*WHAT THE TASK ASKS*. Should any entry seem unclear, still set it down exactly as given, along with all the others.

=-=-=

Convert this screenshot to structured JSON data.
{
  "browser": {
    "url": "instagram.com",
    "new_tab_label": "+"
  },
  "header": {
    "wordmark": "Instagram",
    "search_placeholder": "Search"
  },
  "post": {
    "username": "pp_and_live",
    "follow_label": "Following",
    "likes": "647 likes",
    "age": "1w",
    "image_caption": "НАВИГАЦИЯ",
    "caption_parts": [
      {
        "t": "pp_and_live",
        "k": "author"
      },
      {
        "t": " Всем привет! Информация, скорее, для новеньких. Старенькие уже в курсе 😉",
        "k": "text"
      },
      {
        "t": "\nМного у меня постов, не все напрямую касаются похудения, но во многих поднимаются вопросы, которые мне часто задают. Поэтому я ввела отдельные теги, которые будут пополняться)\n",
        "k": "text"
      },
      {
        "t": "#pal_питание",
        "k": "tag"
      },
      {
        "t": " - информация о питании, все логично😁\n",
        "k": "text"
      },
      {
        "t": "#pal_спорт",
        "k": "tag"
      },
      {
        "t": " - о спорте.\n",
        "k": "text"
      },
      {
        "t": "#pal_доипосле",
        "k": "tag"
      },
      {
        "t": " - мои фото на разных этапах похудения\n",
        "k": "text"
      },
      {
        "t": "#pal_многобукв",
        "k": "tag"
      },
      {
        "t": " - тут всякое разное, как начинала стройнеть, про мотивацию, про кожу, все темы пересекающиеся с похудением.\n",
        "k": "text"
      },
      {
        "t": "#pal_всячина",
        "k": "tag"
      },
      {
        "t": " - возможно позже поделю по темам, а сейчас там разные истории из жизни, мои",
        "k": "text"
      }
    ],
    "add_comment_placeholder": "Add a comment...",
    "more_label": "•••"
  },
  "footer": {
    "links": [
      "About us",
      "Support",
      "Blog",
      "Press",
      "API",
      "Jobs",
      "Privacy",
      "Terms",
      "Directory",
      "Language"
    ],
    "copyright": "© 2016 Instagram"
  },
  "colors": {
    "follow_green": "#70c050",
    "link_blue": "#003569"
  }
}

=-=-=

*COMPLETED EXERCISE*.
Convert this screenshot to structured JSON data.
{
  "browser": {
    "url": "instagram.com",
    "new_tab_label": "+"
  },
  "header": {
    "wordmark": "Instagram",
    "search_placeholder": "Search"
  },
  "post": {
    "username": "pp_and_live",
    "follow_label": "Following",
    "likes": "647 likes",
    "age": "1w",
    "image_caption": "НАВИГАЦИЯ",
    "caption_parts": [
      {
        "t": "pp_and_live",
        "k": "author"
      },
      {
        "t": " Всем привет! Информация, скорее, для новеньких. Старенькие уже в курсе 😉",
        "k": "text"
      },
      {
        "t": "\nМного у меня постов, не все напрямую касаются похудения, но во многих поднимаются вопросы, которые мне часто задают. Поэтому я ввела отдельные теги, которые будут пополняться)\n",
        "k": "text"
      },
      {
        "t": "#pal_питание",
        "k": "tag"
      },
      {
        "t": " - информация о питании, все логично😁\n",
        "k": "text"
      },
      {
        "t": "#pal_спорт",
        "k": "tag"
      },
      {
        "t": " - о спорте.\n",
        "k": "text"
      },
      {
        "t": "#pal_доипосле",
        "k": "tag"
      },
      {
        "t": " - мои фото на разных этапах похудения\n",
        "k": "text"
      },
      {
        "t": "#pal_многобукв",
        "k": "tag"
      },
      {
        "t": " - тут всякое разное, как начинала стройнеть, про мотивацию, про кожу, все темы пересекающиеся с похудением.\n",
        "k": "text"
      },
      {
        "t": "#pal_всячина",
        "k": "tag"
      },
      {
        "t": " - возможно позже поделю по темам, а сейчас там разные истории из жизни, мои",
        "k": "text"
      }
    ],
    "add_comment_placeholder": "Add a comment...",
    "more_label": "•••"
  },
  "footer": {
    "links": [
      "About us",
      "Support",
      "Blog",
      "Press",
      "API",
      "Jobs",
      "Privacy",
      "Terms",
      "Directory",
      "Language"
    ],
    "copyright": "© 2016 Instagram"
  },
  "colors": {
    "follow_green": "#70c050",
    "link_blue": "#003569"
  }
}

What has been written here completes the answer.